SINGAPORE - When 65-year-old Madam Lee picked up a call on her land line on Wednesday (Nov 13), she thought it was a Singtel customer service personnel who was contacting her about problems with her broadband connection.
The caller said he would rectify any problems with her Wi-Fi connection if she followed his instructions, and Madam Lee believed him.
This resulted in her staying on the call for over two hours, following the man's detailed instructions on what to do on her computer.
This included her having to give the man - who she said did not sound Singaporean - remote access to the computer.
Over a two-hour period, the caller also had Madam Lee open her Internet banking account and give him some very personal information - including a one-time password and her latest transactions.
The caller even told Madam Lee that he would connect her to the "cyber police". She was then connected to another scammer, who told her that her IP address was being used in various countries.
Little did she know that these were scam callers, who later made off with over $300,000 from three different bank accounts. No part of this sum was recovered.
"Throughout this process, they kept telling me not to talk to anybody, not to inform anybody, and to keep the land line on and my hand phone switched off," Madam Lee said.
"Not knowing anything, I just followed through. That's when it all happened."

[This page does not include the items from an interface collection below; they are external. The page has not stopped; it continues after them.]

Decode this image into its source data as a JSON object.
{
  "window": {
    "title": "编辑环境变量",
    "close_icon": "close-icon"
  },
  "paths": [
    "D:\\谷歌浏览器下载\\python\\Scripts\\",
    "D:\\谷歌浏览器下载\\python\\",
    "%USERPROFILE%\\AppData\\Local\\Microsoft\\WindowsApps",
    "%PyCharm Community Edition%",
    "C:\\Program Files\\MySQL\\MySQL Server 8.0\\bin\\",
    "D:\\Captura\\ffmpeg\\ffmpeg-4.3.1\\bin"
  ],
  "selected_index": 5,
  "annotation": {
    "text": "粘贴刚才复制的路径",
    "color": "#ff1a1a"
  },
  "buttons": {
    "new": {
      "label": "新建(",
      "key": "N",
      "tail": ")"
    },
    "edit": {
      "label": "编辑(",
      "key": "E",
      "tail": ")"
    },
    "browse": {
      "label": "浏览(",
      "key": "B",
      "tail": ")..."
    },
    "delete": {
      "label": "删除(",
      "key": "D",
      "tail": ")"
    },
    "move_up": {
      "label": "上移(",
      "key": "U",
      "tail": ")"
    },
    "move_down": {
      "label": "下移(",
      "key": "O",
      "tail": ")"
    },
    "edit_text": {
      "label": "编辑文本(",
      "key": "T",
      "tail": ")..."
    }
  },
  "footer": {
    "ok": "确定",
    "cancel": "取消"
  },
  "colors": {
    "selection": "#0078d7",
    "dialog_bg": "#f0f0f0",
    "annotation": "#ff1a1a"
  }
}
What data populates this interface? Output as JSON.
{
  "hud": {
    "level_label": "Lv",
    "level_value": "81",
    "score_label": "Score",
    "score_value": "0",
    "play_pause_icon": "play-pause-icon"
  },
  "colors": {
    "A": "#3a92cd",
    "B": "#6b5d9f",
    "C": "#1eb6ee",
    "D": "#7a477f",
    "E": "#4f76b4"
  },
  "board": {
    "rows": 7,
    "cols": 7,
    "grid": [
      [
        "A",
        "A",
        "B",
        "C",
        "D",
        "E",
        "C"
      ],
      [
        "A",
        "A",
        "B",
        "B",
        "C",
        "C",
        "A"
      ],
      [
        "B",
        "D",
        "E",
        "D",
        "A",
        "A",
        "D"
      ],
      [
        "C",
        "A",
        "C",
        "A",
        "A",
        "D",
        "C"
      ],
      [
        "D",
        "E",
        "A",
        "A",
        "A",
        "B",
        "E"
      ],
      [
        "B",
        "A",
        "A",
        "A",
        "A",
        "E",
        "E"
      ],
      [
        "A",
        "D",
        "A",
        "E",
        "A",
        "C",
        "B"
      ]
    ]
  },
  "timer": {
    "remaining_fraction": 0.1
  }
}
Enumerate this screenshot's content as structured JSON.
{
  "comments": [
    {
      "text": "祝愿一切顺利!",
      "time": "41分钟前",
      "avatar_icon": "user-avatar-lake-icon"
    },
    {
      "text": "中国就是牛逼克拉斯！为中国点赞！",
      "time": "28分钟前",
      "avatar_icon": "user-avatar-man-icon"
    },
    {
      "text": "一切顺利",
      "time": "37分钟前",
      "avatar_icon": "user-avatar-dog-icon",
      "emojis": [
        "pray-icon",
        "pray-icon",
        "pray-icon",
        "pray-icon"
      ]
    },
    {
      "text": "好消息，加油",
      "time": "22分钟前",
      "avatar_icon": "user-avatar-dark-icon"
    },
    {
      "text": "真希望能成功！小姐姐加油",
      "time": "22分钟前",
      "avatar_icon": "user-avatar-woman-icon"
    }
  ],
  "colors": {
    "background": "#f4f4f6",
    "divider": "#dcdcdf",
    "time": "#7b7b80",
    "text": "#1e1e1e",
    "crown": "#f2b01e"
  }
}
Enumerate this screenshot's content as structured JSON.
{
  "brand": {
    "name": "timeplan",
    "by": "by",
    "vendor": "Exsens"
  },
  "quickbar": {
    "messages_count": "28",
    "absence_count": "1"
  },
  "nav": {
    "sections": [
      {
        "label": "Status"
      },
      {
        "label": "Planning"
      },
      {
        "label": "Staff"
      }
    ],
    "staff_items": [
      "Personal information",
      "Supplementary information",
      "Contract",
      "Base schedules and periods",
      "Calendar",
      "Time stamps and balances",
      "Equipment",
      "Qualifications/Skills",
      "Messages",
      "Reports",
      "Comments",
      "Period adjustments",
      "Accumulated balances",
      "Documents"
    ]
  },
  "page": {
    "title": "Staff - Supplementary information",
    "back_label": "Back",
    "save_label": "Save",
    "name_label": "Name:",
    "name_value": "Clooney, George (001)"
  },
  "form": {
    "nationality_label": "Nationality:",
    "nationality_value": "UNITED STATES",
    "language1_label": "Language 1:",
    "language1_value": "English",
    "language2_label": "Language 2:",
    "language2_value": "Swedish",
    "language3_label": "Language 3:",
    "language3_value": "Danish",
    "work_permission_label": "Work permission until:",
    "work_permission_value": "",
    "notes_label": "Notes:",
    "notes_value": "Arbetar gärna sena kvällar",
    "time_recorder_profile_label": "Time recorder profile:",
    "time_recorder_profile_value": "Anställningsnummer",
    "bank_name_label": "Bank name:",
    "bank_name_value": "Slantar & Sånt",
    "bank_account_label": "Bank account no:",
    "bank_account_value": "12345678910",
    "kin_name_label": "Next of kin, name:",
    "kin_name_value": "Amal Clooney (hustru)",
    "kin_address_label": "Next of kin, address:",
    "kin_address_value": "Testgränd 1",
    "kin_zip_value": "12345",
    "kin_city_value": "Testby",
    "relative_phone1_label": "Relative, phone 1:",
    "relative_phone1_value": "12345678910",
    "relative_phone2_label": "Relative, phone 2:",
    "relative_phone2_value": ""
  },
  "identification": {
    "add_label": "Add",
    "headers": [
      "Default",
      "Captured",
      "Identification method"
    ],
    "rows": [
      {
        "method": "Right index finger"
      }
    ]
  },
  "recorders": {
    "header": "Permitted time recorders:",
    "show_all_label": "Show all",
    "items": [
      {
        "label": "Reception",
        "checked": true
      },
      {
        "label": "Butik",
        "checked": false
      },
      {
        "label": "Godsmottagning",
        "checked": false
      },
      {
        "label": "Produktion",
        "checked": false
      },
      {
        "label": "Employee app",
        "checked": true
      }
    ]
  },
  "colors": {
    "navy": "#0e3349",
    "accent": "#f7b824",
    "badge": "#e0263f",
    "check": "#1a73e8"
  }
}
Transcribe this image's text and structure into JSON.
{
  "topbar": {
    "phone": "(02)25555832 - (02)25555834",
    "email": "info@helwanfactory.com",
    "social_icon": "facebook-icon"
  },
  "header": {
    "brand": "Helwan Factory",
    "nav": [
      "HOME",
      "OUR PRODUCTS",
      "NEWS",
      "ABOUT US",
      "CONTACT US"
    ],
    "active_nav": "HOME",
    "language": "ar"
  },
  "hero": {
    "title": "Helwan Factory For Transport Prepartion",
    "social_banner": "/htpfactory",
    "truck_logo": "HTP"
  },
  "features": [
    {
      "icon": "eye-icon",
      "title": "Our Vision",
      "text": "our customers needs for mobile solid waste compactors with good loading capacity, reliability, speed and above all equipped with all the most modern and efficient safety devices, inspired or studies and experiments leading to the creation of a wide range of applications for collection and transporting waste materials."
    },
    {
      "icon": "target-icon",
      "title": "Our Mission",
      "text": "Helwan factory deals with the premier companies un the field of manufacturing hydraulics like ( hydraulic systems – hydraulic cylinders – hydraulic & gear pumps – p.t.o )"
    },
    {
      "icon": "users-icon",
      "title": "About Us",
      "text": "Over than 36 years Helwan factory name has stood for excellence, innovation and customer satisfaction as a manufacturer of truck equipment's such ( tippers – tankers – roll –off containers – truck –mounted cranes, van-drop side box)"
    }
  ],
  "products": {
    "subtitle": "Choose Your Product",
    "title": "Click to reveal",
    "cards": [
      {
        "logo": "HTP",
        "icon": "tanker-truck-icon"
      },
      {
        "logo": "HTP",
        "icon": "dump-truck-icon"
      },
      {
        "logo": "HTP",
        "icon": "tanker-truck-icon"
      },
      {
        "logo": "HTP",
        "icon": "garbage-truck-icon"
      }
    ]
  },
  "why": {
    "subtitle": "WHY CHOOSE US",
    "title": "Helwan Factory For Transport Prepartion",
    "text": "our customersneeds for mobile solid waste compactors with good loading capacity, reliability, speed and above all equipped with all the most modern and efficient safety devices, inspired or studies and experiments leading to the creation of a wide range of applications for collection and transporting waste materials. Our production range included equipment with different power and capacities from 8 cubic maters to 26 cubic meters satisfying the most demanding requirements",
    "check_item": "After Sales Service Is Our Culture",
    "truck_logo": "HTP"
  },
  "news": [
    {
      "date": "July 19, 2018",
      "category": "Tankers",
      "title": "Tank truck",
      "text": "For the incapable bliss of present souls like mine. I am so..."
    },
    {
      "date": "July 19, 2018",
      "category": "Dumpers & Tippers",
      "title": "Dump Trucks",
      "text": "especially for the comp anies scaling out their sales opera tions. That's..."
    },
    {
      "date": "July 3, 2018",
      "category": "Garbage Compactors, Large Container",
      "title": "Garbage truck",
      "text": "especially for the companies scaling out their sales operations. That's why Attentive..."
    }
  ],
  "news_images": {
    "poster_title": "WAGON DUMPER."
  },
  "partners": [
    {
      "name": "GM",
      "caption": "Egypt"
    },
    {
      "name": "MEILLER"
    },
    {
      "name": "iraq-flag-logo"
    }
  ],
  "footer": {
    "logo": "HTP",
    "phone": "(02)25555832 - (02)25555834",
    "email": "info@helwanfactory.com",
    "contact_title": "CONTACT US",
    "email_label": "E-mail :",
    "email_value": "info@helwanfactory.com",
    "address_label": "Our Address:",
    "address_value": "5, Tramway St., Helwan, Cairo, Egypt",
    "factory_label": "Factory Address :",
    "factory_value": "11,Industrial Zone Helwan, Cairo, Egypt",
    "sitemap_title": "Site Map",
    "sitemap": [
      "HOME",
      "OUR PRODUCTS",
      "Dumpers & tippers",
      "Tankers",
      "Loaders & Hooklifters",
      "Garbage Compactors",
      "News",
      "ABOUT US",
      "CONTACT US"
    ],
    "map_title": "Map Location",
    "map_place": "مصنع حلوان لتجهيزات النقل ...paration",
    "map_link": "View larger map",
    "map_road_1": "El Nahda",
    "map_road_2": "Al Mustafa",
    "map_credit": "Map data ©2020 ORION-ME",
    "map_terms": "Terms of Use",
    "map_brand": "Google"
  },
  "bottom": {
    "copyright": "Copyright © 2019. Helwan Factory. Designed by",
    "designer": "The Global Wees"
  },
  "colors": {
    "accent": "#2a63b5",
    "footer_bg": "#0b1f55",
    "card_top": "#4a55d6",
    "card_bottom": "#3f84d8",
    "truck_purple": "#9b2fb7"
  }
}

The scammers went so far as to tell Madam Lee that her Singtel IP address was being used by people from other countries: and they convinced her to believe them by sending her a world map and a message from the "Interpol" with a picture attached of a Russian man who was supposedly using her account.
"They even told me to write down some codes - and that the cyber police would come to my home and I should pass the codes to them," she said.
After she hung up, she tried to call the official Singtel customer service number on another line, but could not get through.
Feeling uneasy, she called her bank - and found out that various transfers were made from her account to a local account and foreign accounts as well.
It turned out that the scammers had also raised the withdrawal limit on her accounts in order to make a bigger transfer at once.
"It was very traumatising because it didn't only affect me - it affected my family members who had joint accounts with me too," Madam Lee said.
The Singapore Police Force (SPF) warned that a significant number of such scams has been reported recently.
From January to October this year, at least 156 reports of these scams were lodged, with victims losing at least $6 million in all. In October alone, at least 50 victims fell prey to scams similar to what Madam Lee encountered, in which the scammers impersonate personnel from local telecommunication service providers such as Singtel and StarHub, or even police officers, to gain remote access to the victims' computers.
"The scammers would deceive victims into believing that there were issues with their modem or Internet connection and would direct the victims to download and install software applications such as TeamViewer or AnyDesk onto their computers, on the pretext that doing so would give them remote access to the victim's computers in order to help resolve the issues," said the SPF.
In other cases, the scammers even would claim to be from the "Cyber Crime Department of Singapore" or the "Cyber Police of Singapore" to deceive victims into believing that they had committed a criminal offence.
The scammers would then direct the victims to download and install remote desktop software on their computers, on the pretext that doing so would assist in the investigations.
The scammers would then use the software applications to access the computers remotely. After the victims were logged into their bank accounts, on the scammers' instructions, funds would be transferred out of their bank account.
SPF advises members of the public who have fallen prey to such scams to immediately turn off their computers, report the incident to their bank to halt further activities on their accounts, and make a police report. One-time passwords for banking transactions should never be given to other parties.